Data extracts:
# # #

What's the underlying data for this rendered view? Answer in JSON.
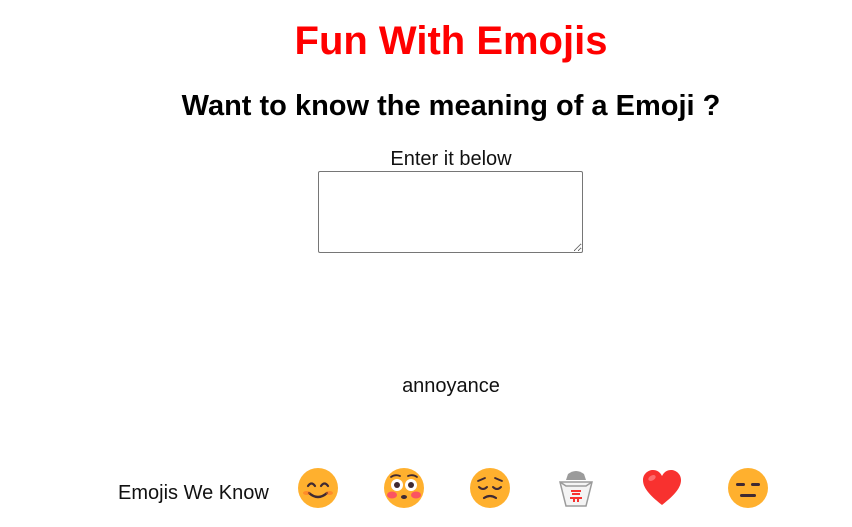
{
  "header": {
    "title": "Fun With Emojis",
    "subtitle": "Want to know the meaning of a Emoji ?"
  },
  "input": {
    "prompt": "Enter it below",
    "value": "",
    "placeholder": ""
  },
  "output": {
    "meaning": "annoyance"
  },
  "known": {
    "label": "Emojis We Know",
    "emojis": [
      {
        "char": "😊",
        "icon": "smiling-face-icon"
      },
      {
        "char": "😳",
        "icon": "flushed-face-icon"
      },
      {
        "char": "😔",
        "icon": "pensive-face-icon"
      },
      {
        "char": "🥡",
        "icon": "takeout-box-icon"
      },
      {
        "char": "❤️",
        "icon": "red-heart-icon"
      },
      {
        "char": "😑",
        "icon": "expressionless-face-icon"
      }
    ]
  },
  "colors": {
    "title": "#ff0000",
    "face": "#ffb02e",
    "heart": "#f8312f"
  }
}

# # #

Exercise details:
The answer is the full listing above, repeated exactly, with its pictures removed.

Your response:
What's the underlying data for this rendered view? Answer in JSON.
{
  "header": {
    "title": "Fun With Emojis",
    "subtitle": "Want to know the meaning of a Emoji ?"
  },
  "input": {
    "prompt": "Enter it below",
    "value": "",
    "placeholder": ""
  },
  "output": {
    "meaning": "annoyance"
  },
  "known": {
    "label": "Emojis We Know",
    "emojis": [
      {
        "char": "😊",
        "icon": "smiling-face-icon"
      },
      {
        "char": "😳",
        "icon": "flushed-face-icon"
      },
      {
        "char": "😔",
        "icon": "pensive-face-icon"
      },
      {
        "char": "🥡",
        "icon": "takeout-box-icon"
      },
      {
        "char": "❤️",
        "icon": "red-heart-icon"
      },
      {
        "char": "😑",
        "icon": "expressionless-face-icon"
      }
    ]
  },
  "colors": {
    "title": "#ff0000",
    "face": "#ffb02e",
    "heart": "#f8312f"
  }
}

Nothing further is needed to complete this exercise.